Volume : 3

Issue : 3

Online ISSN : 2581-4761

Print ISSN : 2581-4753

Article First Page : 113

Article End Page : 115


Abstract

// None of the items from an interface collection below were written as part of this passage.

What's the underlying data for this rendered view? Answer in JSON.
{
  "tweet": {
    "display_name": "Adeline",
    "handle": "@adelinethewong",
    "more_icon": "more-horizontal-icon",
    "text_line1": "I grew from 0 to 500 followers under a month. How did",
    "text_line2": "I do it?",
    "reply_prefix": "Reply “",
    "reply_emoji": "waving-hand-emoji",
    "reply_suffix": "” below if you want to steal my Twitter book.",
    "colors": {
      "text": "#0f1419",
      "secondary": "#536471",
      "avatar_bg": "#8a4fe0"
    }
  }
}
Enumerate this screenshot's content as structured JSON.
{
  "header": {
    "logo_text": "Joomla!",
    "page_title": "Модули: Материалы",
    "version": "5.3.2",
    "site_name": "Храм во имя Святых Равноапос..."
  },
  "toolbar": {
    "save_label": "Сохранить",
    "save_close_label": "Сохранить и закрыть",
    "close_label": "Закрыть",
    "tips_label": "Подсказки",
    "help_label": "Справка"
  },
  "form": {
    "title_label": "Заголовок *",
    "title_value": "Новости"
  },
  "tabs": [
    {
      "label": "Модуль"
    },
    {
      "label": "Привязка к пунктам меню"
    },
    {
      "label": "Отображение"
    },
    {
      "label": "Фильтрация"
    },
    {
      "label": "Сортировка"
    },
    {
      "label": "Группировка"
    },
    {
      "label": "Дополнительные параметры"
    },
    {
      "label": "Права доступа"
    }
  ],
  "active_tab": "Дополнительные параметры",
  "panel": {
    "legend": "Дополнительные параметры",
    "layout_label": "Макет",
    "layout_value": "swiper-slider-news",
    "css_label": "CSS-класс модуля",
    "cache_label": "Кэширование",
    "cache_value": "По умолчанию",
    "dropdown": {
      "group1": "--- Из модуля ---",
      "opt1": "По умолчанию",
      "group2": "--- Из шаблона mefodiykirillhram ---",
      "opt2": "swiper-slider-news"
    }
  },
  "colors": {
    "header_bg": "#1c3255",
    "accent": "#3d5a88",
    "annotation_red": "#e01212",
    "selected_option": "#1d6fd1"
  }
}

Methicillin-resistant Staphylococcus aureus (MRSA) is an important cause of nosocomial infections worldwide. The aim of study is early detection of MRSA and antibiotic sensitivity pattern. Early detection of MRSA is necessary to implement effective control measures and control their spread in Hospital.
Materials and Method: The bacterial isolates from various clinical specimens of patients admitted in our hospital were cultured as per standard protocol and all isolates of Staphylococcus aureus obtained were included in the study. The antimicrobial susceptibility testing was performed by Kirby–Bauer disc diffusion method. The isolates were tested for methicillin resistance by using cefoxitin by disc diffusion method Interpretation of result was done using CLSI 2016 guidelines.
Results: During a period of one year, a total of 464 isolates of S. aureus were studied and 186 (40%) were found to be methicillin-resistant. The maximum isolation of MRSA was from pus samples 77 (41%). MRSA isolates showed greater resistance to multiple drugs. 72% of MRSA isolates were resistant to Amoxclav, 61% to Clindamycin, 60% of Penicillin and Co-trimoxazole, 54% to Erythromycin and 41% to Gentamycin. However, all strains were sensitive to Vancomycin.
Conclusion: The regular surveillance of MRSA may be helpful in formulating and monitoring the antibiotic policy. Monitoring the epidemiology and the burden of MRSA infections is crucial to control of MRSA and its spread of infection. This may also help in preserving antibiotics like Vancomycin, only for life-threatening Staphylococcal diseases.

Keywords:
Methicillin resistance Staphylococcus aureus (MRSA), Methicillin sensitive Staphylococcus aureus (MSSA)